RECORDS SHOWN Start Marker
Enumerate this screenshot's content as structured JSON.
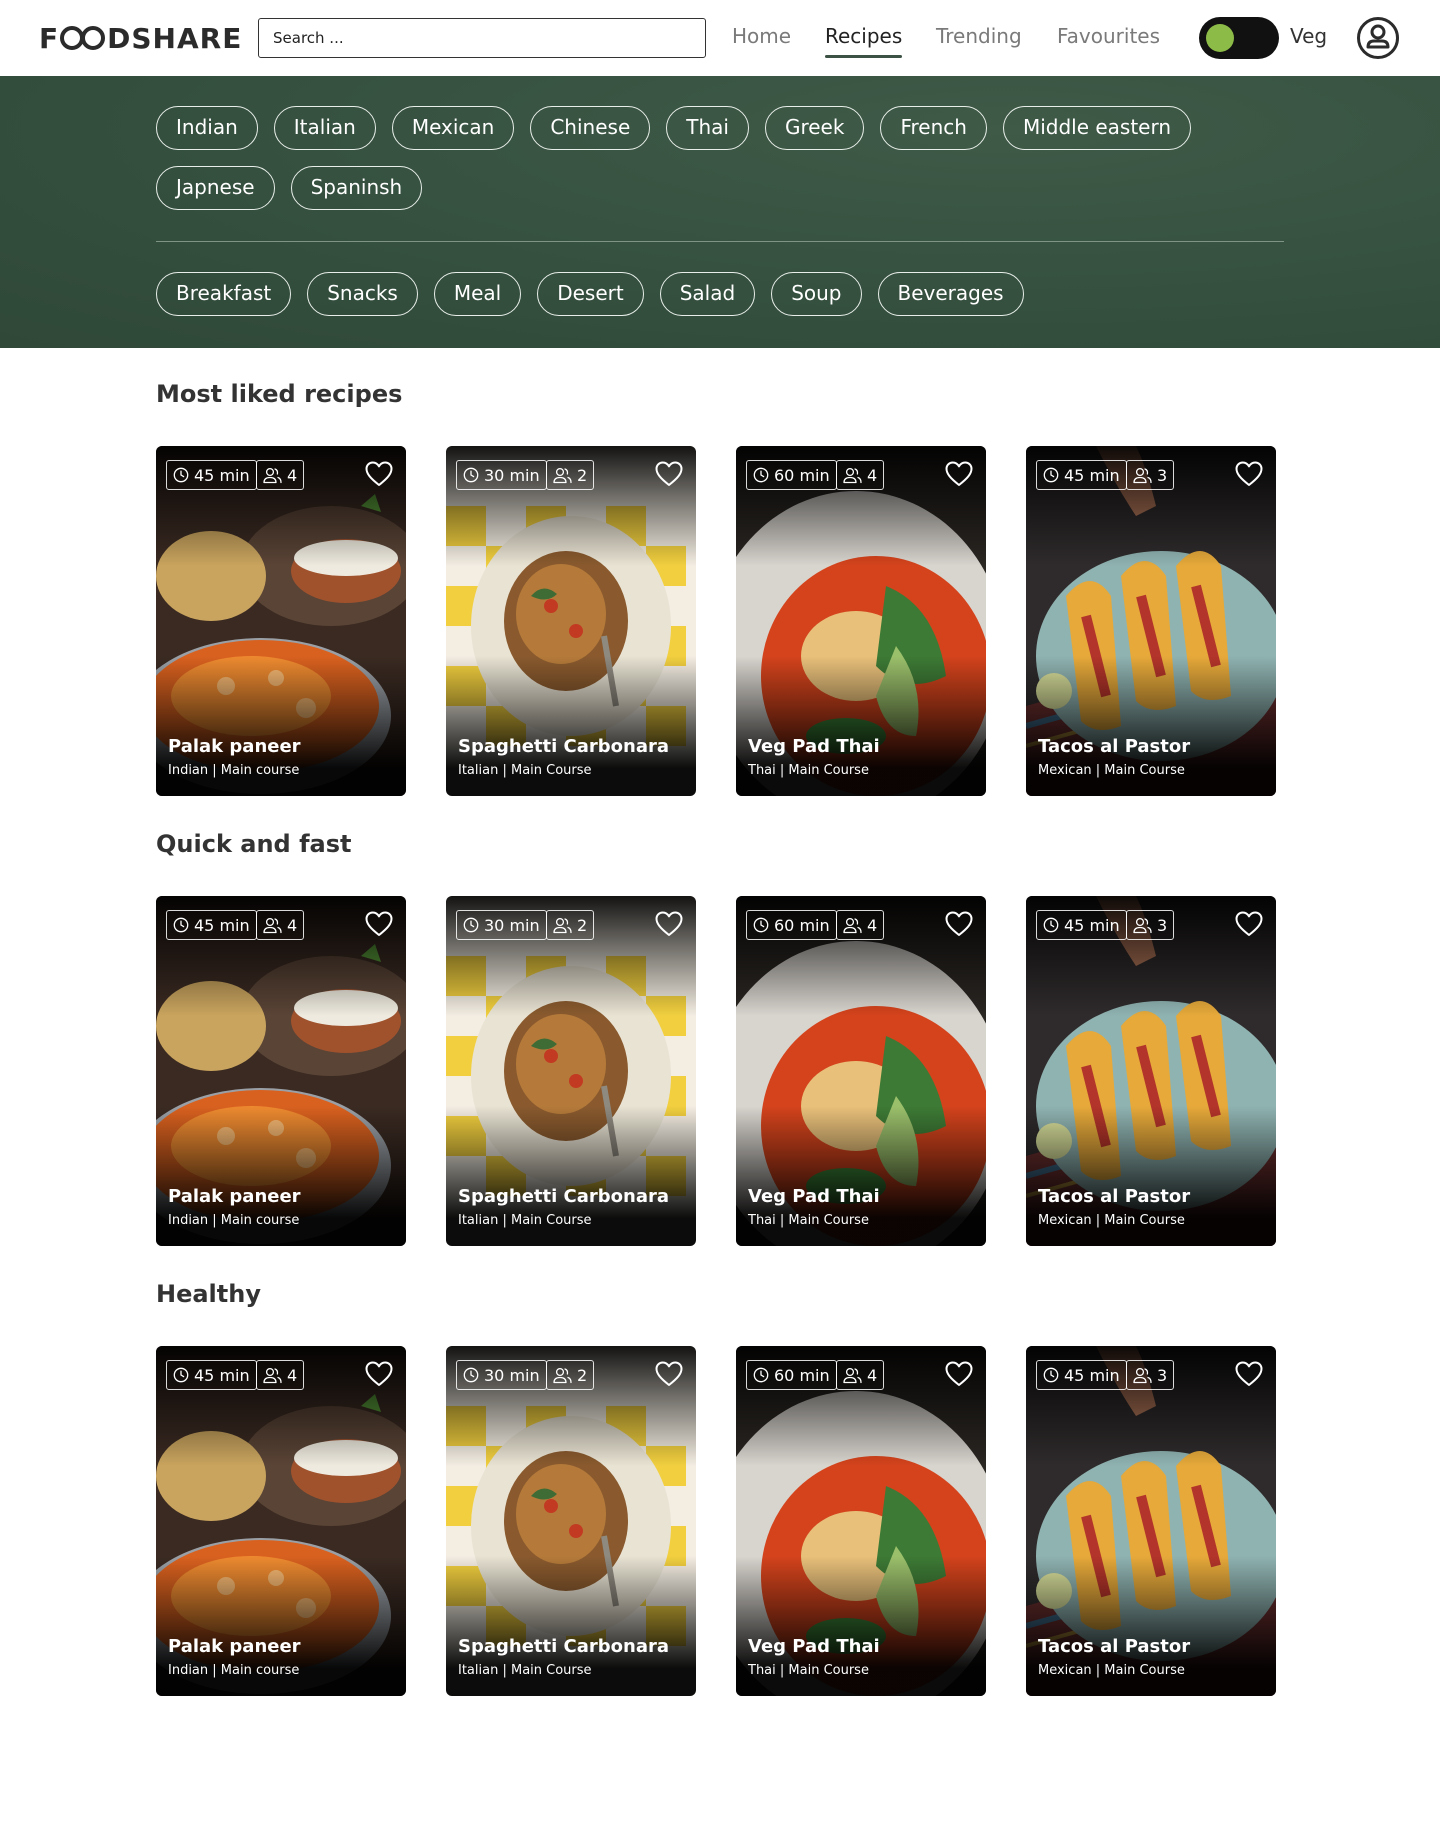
{
  "brand": {
    "name_start": "F",
    "name_end": "DSHARE"
  },
  "search": {
    "placeholder": "Search ..."
  },
  "nav": [
    {
      "label": "Home",
      "active": false
    },
    {
      "label": "Recipes",
      "active": true
    },
    {
      "label": "Trending",
      "active": false
    },
    {
      "label": "Favourites",
      "active": false
    }
  ],
  "veg_toggle": {
    "label": "Veg",
    "on": true,
    "accent": "#8dbb48"
  },
  "colors": {
    "band": "#35503f",
    "accent": "#8dbb48"
  },
  "cuisines": [
    "Indian",
    "Italian",
    "Mexican",
    "Chinese",
    "Thai",
    "Greek",
    "French",
    "Middle eastern",
    "Japnese",
    "Spaninsh"
  ],
  "meal_types": [
    "Breakfast",
    "Snacks",
    "Meal",
    "Desert",
    "Salad",
    "Soup",
    "Beverages"
  ],
  "sections": [
    {
      "title": "Most liked recipes",
      "cards": [
        {
          "time": "45 min",
          "servings": "4",
          "title": "Palak paneer",
          "meta": "Indian | Main course",
          "image": "curry"
        },
        {
          "time": "30 min",
          "servings": "2",
          "title": "Spaghetti Carbonara",
          "meta": "Italian | Main Course",
          "image": "pasta"
        },
        {
          "time": "60 min",
          "servings": "4",
          "title": "Veg Pad Thai",
          "meta": "Thai | Main Course",
          "image": "noodles"
        },
        {
          "time": "45 min",
          "servings": "3",
          "title": "Tacos al Pastor",
          "meta": "Mexican | Main Course",
          "image": "tacos"
        }
      ]
    },
    {
      "title": "Quick and fast",
      "cards": [
        {
          "time": "45 min",
          "servings": "4",
          "title": "Palak paneer",
          "meta": "Indian | Main course",
          "image": "curry"
        },
        {
          "time": "30 min",
          "servings": "2",
          "title": "Spaghetti Carbonara",
          "meta": "Italian | Main Course",
          "image": "pasta"
        },
        {
          "time": "60 min",
          "servings": "4",
          "title": "Veg Pad Thai",
          "meta": "Thai | Main Course",
          "image": "noodles"
        },
        {
          "time": "45 min",
          "servings": "3",
          "title": "Tacos al Pastor",
          "meta": "Mexican | Main Course",
          "image": "tacos"
        }
      ]
    },
    {
      "title": "Healthy",
      "cards": [
        {
          "time": "45 min",
          "servings": "4",
          "title": "Palak paneer",
          "meta": "Indian | Main course",
          "image": "curry"
        },
        {
          "time": "30 min",
          "servings": "2",
          "title": "Spaghetti Carbonara",
          "meta": "Italian | Main Course",
          "image": "pasta"
        },
        {
          "time": "60 min",
          "servings": "4",
          "title": "Veg Pad Thai",
          "meta": "Thai | Main Course",
          "image": "noodles"
        },
        {
          "time": "45 min",
          "servings": "3",
          "title": "Tacos al Pastor",
          "meta": "Mexican | Main Course",
          "image": "tacos"
        }
      ]
    }
  ]
}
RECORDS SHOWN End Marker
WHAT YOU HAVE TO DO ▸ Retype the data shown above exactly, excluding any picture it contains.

RESPONSE TO THE TASK ▸
Enumerate this screenshot's content as structured JSON.
{
  "brand": {
    "name_start": "F",
    "name_end": "DSHARE"
  },
  "search": {
    "placeholder": "Search ..."
  },
  "nav": [
    {
      "label": "Home",
      "active": false
    },
    {
      "label": "Recipes",
      "active": true
    },
    {
      "label": "Trending",
      "active": false
    },
    {
      "label": "Favourites",
      "active": false
    }
  ],
  "veg_toggle": {
    "label": "Veg",
    "on": true,
    "accent": "#8dbb48"
  },
  "colors": {
    "band": "#35503f",
    "accent": "#8dbb48"
  },
  "cuisines": [
    "Indian",
    "Italian",
    "Mexican",
    "Chinese",
    "Thai",
    "Greek",
    "French",
    "Middle eastern",
    "Japnese",
    "Spaninsh"
  ],
  "meal_types": [
    "Breakfast",
    "Snacks",
    "Meal",
    "Desert",
    "Salad",
    "Soup",
    "Beverages"
  ],
  "sections": [
    {
      "title": "Most liked recipes",
      "cards": [
        {
          "time": "45 min",
          "servings": "4",
          "title": "Palak paneer",
          "meta": "Indian | Main course",
          "image": "curry"
        },
        {
          "time": "30 min",
          "servings": "2",
          "title": "Spaghetti Carbonara",
          "meta": "Italian | Main Course",
          "image": "pasta"
        },
        {
          "time": "60 min",
          "servings": "4",
          "title": "Veg Pad Thai",
          "meta": "Thai | Main Course",
          "image": "noodles"
        },
        {
          "time": "45 min",
          "servings": "3",
          "title": "Tacos al Pastor",
          "meta": "Mexican | Main Course",
          "image": "tacos"
        }
      ]
    },
    {
      "title": "Quick and fast",
      "cards": [
        {
          "time": "45 min",
          "servings": "4",
          "title": "Palak paneer",
          "meta": "Indian | Main course",
          "image": "curry"
        },
        {
          "time": "30 min",
          "servings": "2",
          "title": "Spaghetti Carbonara",
          "meta": "Italian | Main Course",
          "image": "pasta"
        },
        {
          "time": "60 min",
          "servings": "4",
          "title": "Veg Pad Thai",
          "meta": "Thai | Main Course",
          "image": "noodles"
        },
        {
          "time": "45 min",
          "servings": "3",
          "title": "Tacos al Pastor",
          "meta": "Mexican | Main Course",
          "image": "tacos"
        }
      ]
    },
    {
      "title": "Healthy",
      "cards": [
        {
          "time": "45 min",
          "servings": "4",
          "title": "Palak paneer",
          "meta": "Indian | Main course",
          "image": "curry"
        },
        {
          "time": "30 min",
          "servings": "2",
          "title": "Spaghetti Carbonara",
          "meta": "Italian | Main Course",
          "image": "pasta"
        },
        {
          "time": "60 min",
          "servings": "4",
          "title": "Veg Pad Thai",
          "meta": "Thai | Main Course",
          "image": "noodles"
        },
        {
          "time": "45 min",
          "servings": "3",
          "title": "Tacos al Pastor",
          "meta": "Mexican | Main Course",
          "image": "tacos"
        }
      ]
    }
  ]
}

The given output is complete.